Exercise prompt
Copy each line of the data below with the word "animales".

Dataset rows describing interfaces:

..........

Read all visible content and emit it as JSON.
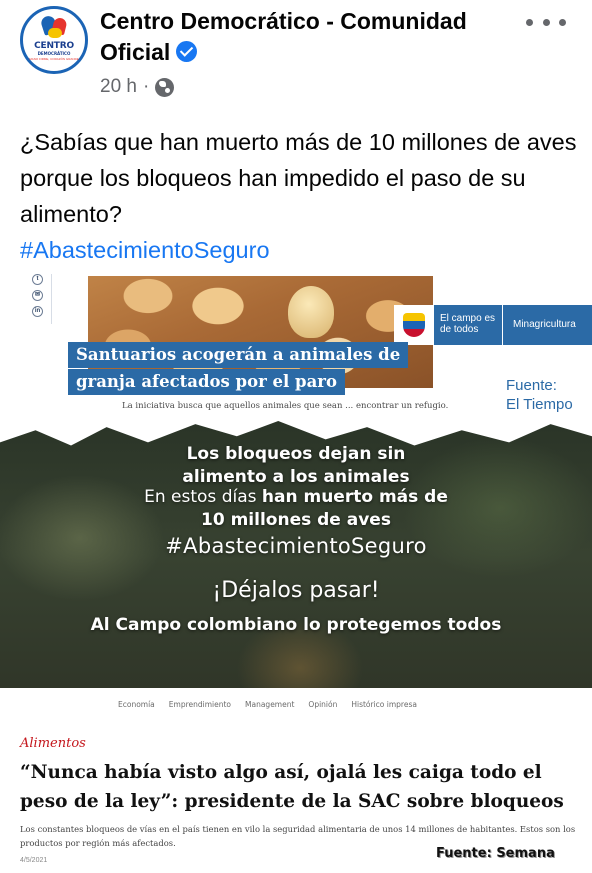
{
  "post": {
    "page_name": "Centro Democrático - Comunidad Oficial",
    "avatar_brand": "CENTRO",
    "avatar_brand_sub": "DEMOCRÁTICO",
    "avatar_tag": "MANO FIRME, CORAZÓN GRANDE",
    "time": "20 h",
    "separator": "·",
    "privacy_icon": "globe-icon",
    "more_icon": "more-horizontal-icon",
    "text_line": "¿Sabías que han muerto más de 10 millones de aves porque los bloqueos han impedido el paso de su alimento?",
    "hashtag": "#AbastecimientoSeguro",
    "accent_color": "#1877f2"
  },
  "image": {
    "panel_el_tiempo": {
      "share_icons": [
        "twitter-icon",
        "email-icon",
        "linkedin-icon"
      ],
      "headline_line1": "Santuarios acogerán a animales de",
      "headline_line2": "granja afectados por el paro",
      "lead": "La iniciativa busca que aquellos animales que sean ... encontrar un refugio.",
      "gov_campo": "El campo es de todos",
      "gov_ministry": "Minagricultura",
      "source_label": "Fuente:",
      "source_name": "El Tiempo"
    },
    "panel_banner": {
      "line1": "Los bloqueos dejan sin",
      "line2": "alimento a los animales",
      "line3_prefix": "En estos días ",
      "line3_bold": "han muerto más de",
      "line4": "10 millones de aves",
      "hashtag": "#AbastecimientoSeguro",
      "cta": "¡Déjalos pasar!",
      "slogan": "Al Campo colombiano lo protegemos todos"
    },
    "panel_semana": {
      "nav": [
        "Economía",
        "Emprendimiento",
        "Management",
        "Opinión",
        "Histórico impresa"
      ],
      "section": "Alimentos",
      "title": "“Nunca había visto algo así, ojalá les caiga todo el peso de la ley”: presidente de la SAC sobre bloqueos",
      "lead": "Los constantes bloqueos de vías en el país tienen en vilo la seguridad alimentaria de unos 14 millones de habitantes. Estos son los productos por región más afectados.",
      "date": "4/5/2021",
      "source": "Fuente: Semana"
    }
  }
}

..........

Task solution
      "headline_line1": "Santuarios acogerán a animales de",
      "lead": "La iniciativa busca que aquellos animales que sean ... encontrar un refugio.",
      "line2": "alimento a los animales",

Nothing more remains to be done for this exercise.